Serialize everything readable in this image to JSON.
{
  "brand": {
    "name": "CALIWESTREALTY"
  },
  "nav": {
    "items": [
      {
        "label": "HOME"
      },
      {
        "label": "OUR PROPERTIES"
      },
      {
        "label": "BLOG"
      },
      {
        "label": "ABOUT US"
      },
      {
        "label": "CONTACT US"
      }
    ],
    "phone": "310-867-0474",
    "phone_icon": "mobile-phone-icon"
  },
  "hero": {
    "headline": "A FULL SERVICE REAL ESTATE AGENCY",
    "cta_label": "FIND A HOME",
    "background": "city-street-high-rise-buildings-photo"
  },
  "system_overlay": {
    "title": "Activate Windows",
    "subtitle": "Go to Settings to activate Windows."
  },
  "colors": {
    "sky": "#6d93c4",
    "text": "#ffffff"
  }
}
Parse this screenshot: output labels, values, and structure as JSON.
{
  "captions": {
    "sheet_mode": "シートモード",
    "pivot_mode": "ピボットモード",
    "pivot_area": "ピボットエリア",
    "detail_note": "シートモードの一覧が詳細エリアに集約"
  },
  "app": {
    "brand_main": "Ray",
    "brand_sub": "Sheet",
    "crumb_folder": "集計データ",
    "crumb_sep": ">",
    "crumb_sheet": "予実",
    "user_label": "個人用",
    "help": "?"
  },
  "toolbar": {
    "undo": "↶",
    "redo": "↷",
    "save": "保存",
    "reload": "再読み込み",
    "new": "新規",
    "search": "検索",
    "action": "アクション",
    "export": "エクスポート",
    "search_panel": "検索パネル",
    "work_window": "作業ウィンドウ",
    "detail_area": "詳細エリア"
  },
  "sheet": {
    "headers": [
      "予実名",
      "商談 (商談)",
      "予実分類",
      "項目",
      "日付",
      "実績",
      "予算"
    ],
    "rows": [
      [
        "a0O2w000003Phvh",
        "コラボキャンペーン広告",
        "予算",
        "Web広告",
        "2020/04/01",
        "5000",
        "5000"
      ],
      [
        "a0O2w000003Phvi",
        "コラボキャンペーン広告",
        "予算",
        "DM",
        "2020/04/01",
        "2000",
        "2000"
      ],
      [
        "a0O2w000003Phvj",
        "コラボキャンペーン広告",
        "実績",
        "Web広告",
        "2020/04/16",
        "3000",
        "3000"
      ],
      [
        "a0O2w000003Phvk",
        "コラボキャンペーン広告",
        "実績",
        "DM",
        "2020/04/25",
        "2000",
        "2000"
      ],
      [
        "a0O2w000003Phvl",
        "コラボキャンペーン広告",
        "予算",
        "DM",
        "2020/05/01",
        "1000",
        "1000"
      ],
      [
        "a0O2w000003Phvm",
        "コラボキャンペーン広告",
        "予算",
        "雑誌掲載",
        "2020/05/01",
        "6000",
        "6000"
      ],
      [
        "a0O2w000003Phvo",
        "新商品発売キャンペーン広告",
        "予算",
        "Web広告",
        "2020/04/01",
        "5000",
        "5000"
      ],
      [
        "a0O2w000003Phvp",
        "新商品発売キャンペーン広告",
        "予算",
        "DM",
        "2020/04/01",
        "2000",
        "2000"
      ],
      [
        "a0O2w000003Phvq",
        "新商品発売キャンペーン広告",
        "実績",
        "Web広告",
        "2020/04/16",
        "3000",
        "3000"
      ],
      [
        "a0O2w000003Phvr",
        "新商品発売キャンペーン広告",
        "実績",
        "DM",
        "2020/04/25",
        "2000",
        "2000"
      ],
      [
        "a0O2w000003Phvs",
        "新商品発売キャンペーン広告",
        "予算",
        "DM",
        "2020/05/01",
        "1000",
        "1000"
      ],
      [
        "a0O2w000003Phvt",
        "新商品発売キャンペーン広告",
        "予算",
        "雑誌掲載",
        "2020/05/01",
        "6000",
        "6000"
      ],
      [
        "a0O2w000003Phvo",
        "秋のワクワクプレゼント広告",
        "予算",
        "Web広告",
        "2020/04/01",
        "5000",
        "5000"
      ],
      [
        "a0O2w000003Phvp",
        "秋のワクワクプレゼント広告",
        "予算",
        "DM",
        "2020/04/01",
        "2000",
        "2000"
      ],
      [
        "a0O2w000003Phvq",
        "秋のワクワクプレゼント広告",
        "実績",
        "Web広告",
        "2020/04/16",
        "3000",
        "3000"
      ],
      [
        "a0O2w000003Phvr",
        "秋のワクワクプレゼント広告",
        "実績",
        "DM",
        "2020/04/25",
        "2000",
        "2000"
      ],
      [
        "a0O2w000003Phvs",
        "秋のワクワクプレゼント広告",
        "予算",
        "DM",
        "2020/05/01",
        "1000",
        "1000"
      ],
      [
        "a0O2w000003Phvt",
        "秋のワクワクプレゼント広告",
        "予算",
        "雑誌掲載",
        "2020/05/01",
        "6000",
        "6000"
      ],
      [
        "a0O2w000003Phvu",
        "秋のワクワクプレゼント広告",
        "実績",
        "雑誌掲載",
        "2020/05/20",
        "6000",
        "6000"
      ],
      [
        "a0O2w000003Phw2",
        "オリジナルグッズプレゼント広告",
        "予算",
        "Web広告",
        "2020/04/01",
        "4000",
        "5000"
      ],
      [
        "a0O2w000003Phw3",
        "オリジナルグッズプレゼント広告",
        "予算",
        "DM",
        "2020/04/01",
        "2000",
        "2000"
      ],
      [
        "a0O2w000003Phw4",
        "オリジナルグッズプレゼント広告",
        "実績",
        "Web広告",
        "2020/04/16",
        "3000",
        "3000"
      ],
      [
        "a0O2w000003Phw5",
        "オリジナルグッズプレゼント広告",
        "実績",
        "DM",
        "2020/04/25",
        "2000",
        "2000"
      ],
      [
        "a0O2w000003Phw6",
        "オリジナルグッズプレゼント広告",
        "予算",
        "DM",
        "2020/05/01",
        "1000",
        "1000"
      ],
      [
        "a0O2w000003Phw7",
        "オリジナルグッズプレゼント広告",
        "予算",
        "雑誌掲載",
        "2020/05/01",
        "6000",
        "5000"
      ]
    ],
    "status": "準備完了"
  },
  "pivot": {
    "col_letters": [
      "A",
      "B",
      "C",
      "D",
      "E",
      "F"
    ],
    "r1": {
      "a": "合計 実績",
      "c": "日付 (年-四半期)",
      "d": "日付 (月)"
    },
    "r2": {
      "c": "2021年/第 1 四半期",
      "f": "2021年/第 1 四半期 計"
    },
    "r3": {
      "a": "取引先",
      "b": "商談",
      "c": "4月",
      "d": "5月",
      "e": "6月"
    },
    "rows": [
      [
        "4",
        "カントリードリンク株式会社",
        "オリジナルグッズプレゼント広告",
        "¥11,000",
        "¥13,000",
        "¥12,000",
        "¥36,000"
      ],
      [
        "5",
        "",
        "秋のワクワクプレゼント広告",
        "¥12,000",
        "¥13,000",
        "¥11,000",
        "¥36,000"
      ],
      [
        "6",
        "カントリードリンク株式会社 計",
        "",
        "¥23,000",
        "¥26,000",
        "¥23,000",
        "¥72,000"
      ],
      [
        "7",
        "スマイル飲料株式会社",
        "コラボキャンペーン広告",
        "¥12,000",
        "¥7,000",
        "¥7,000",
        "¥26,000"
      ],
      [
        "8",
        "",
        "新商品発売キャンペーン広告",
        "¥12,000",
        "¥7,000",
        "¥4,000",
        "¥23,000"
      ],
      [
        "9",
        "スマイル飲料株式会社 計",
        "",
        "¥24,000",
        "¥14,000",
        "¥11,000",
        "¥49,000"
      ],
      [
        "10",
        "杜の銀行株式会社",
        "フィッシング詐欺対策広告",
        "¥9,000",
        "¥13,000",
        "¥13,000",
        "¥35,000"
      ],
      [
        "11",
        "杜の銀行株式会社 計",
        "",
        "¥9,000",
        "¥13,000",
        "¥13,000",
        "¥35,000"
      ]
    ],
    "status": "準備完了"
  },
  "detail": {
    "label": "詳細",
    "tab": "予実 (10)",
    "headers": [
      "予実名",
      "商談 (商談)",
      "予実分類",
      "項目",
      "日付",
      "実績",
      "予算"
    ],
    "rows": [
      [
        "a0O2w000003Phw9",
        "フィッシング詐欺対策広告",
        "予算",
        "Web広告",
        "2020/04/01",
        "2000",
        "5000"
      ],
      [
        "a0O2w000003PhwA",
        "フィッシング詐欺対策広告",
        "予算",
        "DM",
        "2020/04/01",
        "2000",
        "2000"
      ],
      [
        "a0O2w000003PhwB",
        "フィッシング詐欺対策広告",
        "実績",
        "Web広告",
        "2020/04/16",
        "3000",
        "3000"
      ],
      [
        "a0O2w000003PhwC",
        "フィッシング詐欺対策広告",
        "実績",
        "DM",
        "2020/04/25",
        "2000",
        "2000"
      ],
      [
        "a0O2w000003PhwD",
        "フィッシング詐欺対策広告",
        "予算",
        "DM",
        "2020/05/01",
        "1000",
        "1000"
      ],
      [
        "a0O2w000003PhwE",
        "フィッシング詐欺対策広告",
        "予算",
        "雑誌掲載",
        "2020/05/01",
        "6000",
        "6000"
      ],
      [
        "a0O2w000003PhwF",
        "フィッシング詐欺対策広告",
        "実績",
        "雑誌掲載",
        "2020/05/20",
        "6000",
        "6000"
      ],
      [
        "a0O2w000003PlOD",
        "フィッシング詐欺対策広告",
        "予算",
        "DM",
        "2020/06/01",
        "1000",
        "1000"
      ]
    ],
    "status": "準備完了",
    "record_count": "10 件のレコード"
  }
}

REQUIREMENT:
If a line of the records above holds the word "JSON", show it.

FINAL ANSWER:
Serialize everything readable in this image to JSON.
Parse this screenshot: output labels, values, and structure as JSON.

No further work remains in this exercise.